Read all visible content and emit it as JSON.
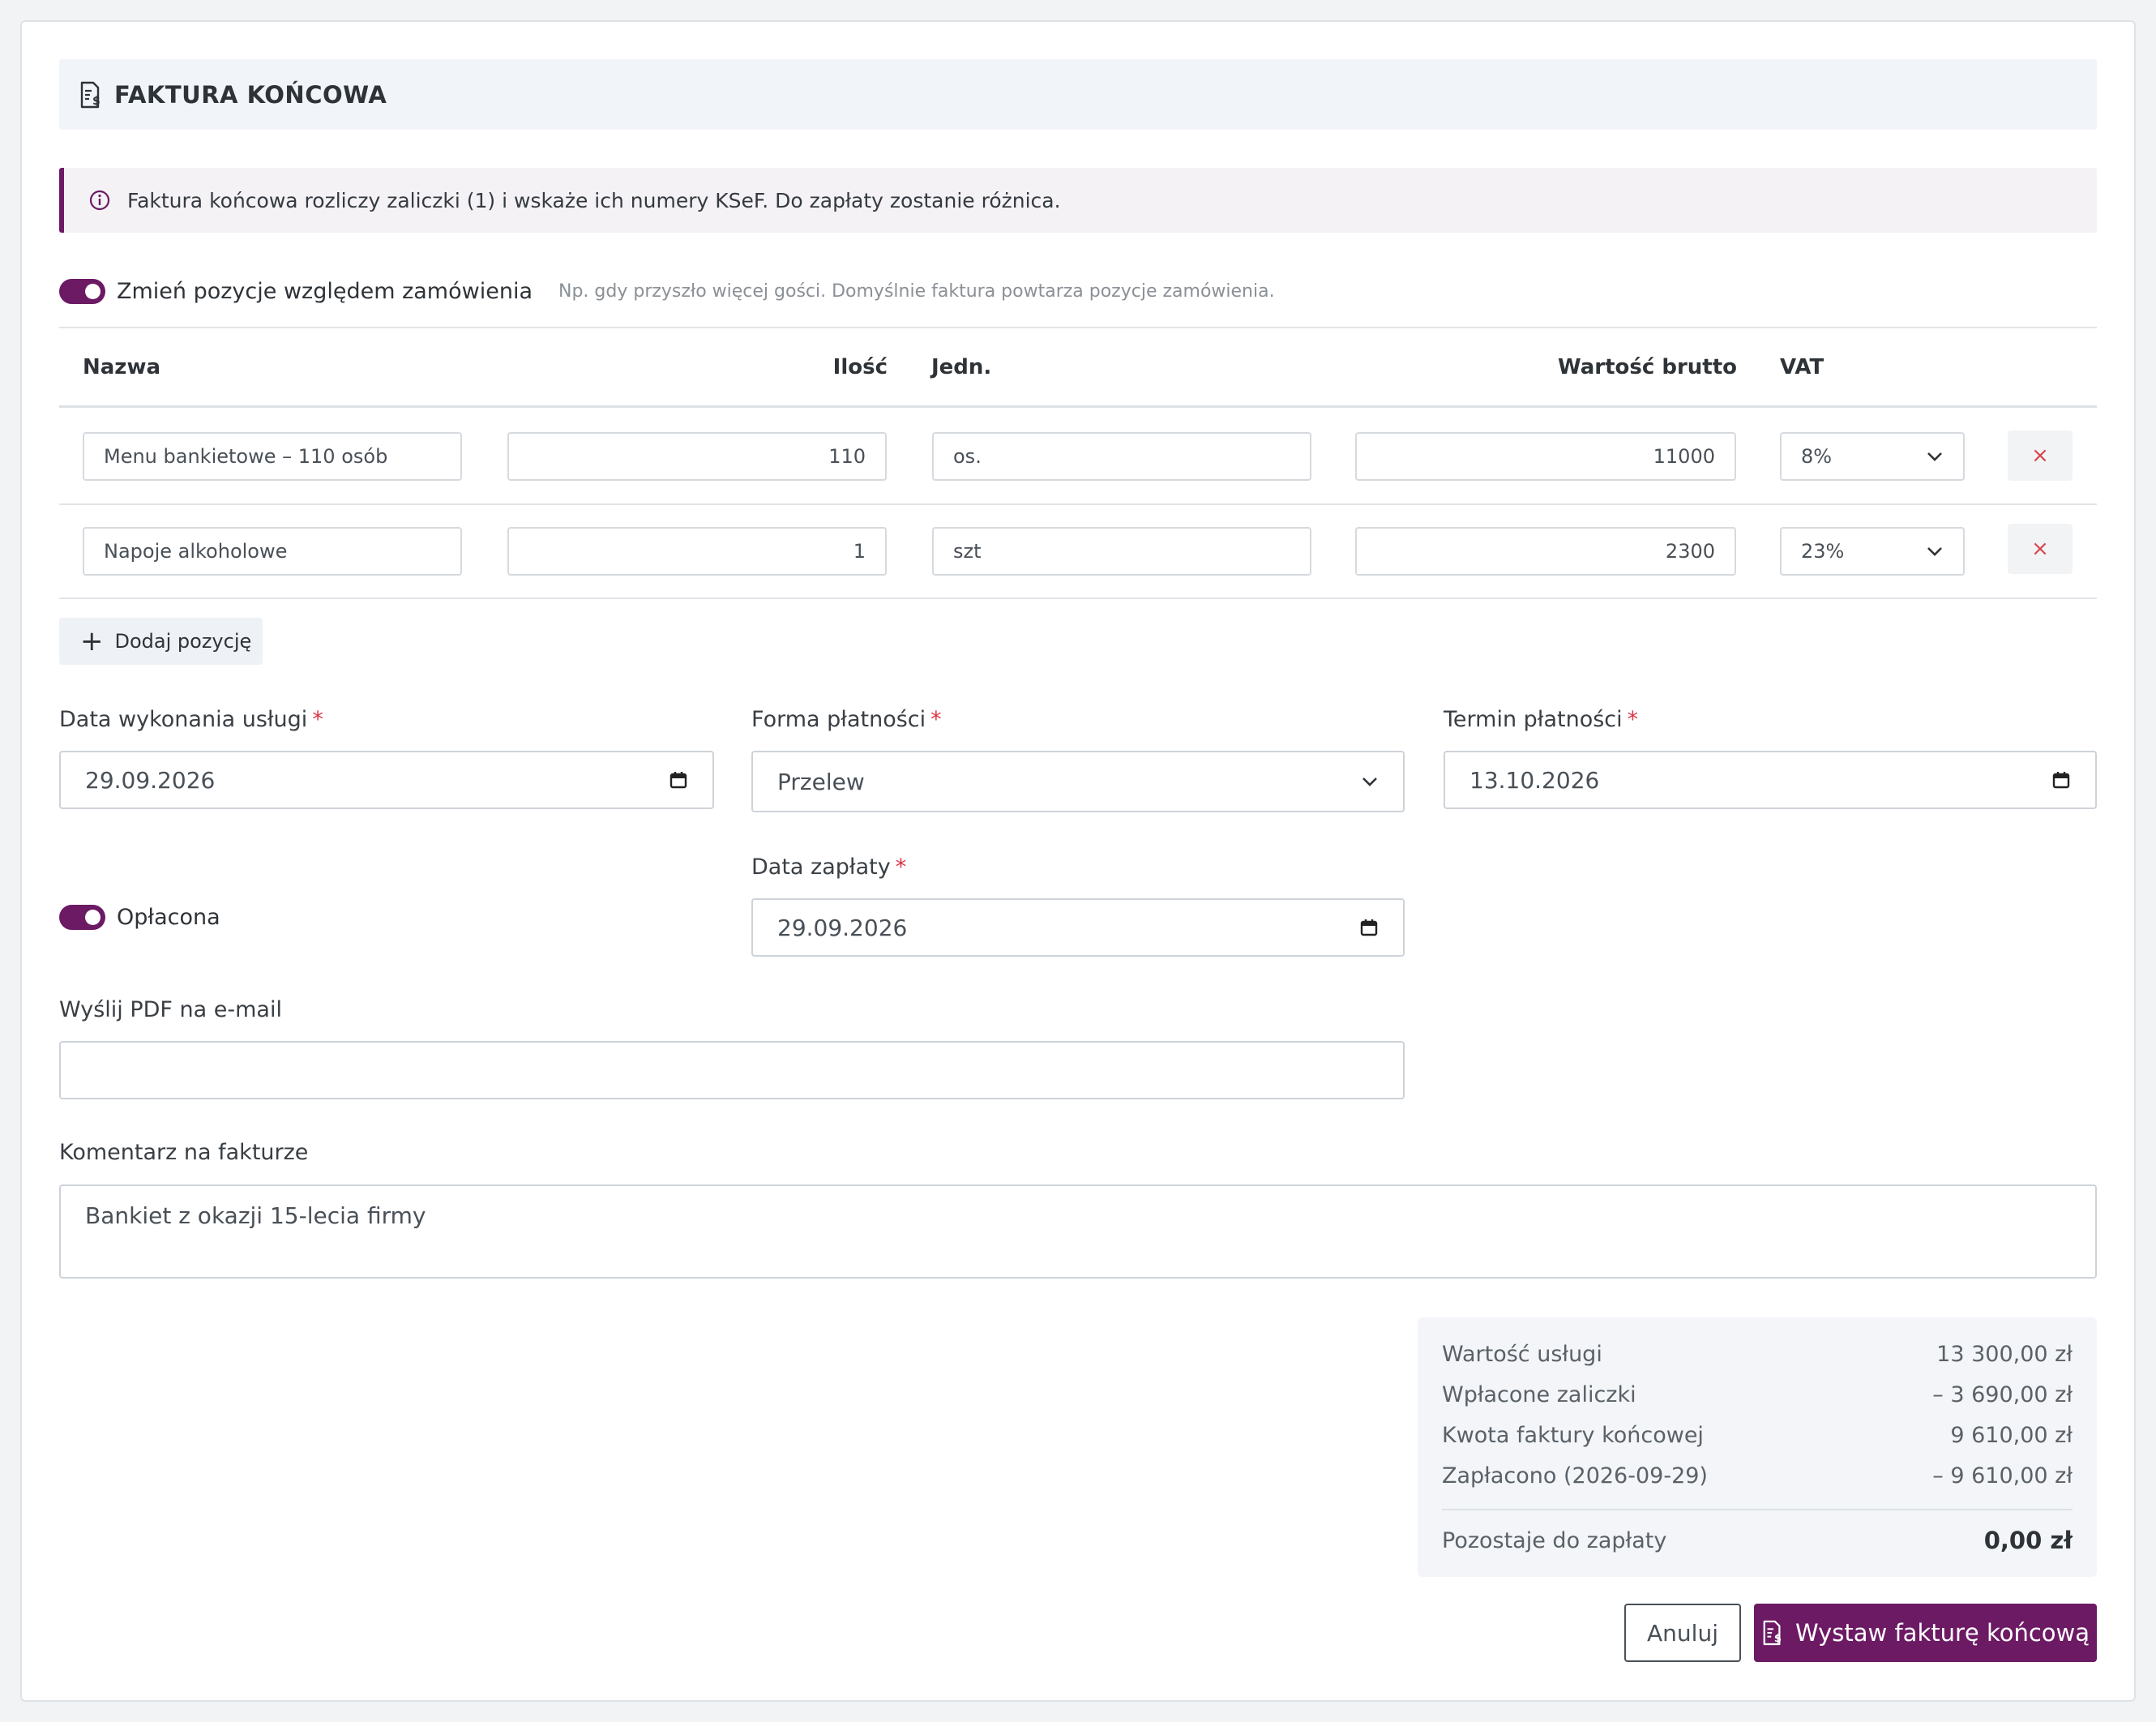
{
  "header": {
    "title": "FAKTURA KOŃCOWA",
    "icon": "invoice-icon"
  },
  "alert": {
    "text": "Faktura końcowa rozliczy zaliczki (1) i wskaże ich numery KSeF. Do zapłaty zostanie różnica.",
    "icon": "info-icon"
  },
  "modify_positions": {
    "label": "Zmień pozycje względem zamówienia",
    "help": "Np. gdy przyszło więcej gości. Domyślnie faktura powtarza pozycje zamówienia.",
    "enabled": true
  },
  "table": {
    "headers": {
      "name": "Nazwa",
      "qty": "Ilość",
      "unit": "Jedn.",
      "gross": "Wartość brutto",
      "vat": "VAT"
    },
    "rows": [
      {
        "name": "Menu bankietowe – 110 osób",
        "qty": "110",
        "unit": "os.",
        "gross": "11000",
        "vat": "8%",
        "delete": "×"
      },
      {
        "name": "Napoje alkoholowe",
        "qty": "1",
        "unit": "szt",
        "gross": "2300",
        "vat": "23%",
        "delete": "×"
      }
    ],
    "add_label": "Dodaj pozycję"
  },
  "form": {
    "service_date": {
      "label": "Data wykonania usługi",
      "value": "29.09.2026"
    },
    "payment_method": {
      "label": "Forma płatności",
      "value": "Przelew"
    },
    "payment_due": {
      "label": "Termin płatności",
      "value": "13.10.2026"
    },
    "paid": {
      "label": "Opłacona",
      "enabled": true
    },
    "payment_date": {
      "label": "Data zapłaty",
      "value": "29.09.2026"
    },
    "email": {
      "label": "Wyślij PDF na e-mail",
      "value": ""
    },
    "comment": {
      "label": "Komentarz na fakturze",
      "value": "Bankiet z okazji 15-lecia firmy"
    },
    "required_mark": "*"
  },
  "summary": {
    "rows": [
      {
        "label": "Wartość usługi",
        "value": "13 300,00 zł"
      },
      {
        "label": "Wpłacone zaliczki",
        "value": "– 3 690,00 zł"
      },
      {
        "label": "Kwota faktury końcowej",
        "value": "9 610,00 zł"
      },
      {
        "label": "Zapłacono (2026-09-29)",
        "value": "– 9 610,00 zł"
      }
    ],
    "total": {
      "label": "Pozostaje do zapłaty",
      "value": "0,00 zł"
    }
  },
  "actions": {
    "cancel": "Anuluj",
    "submit": "Wystaw fakturę końcową"
  },
  "colors": {
    "accent": "#6c1a64",
    "required": "#dc3545",
    "delete": "#d6454f"
  }
}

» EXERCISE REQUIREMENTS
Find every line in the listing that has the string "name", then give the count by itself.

» SOLUTION TO THE EXERCISE
3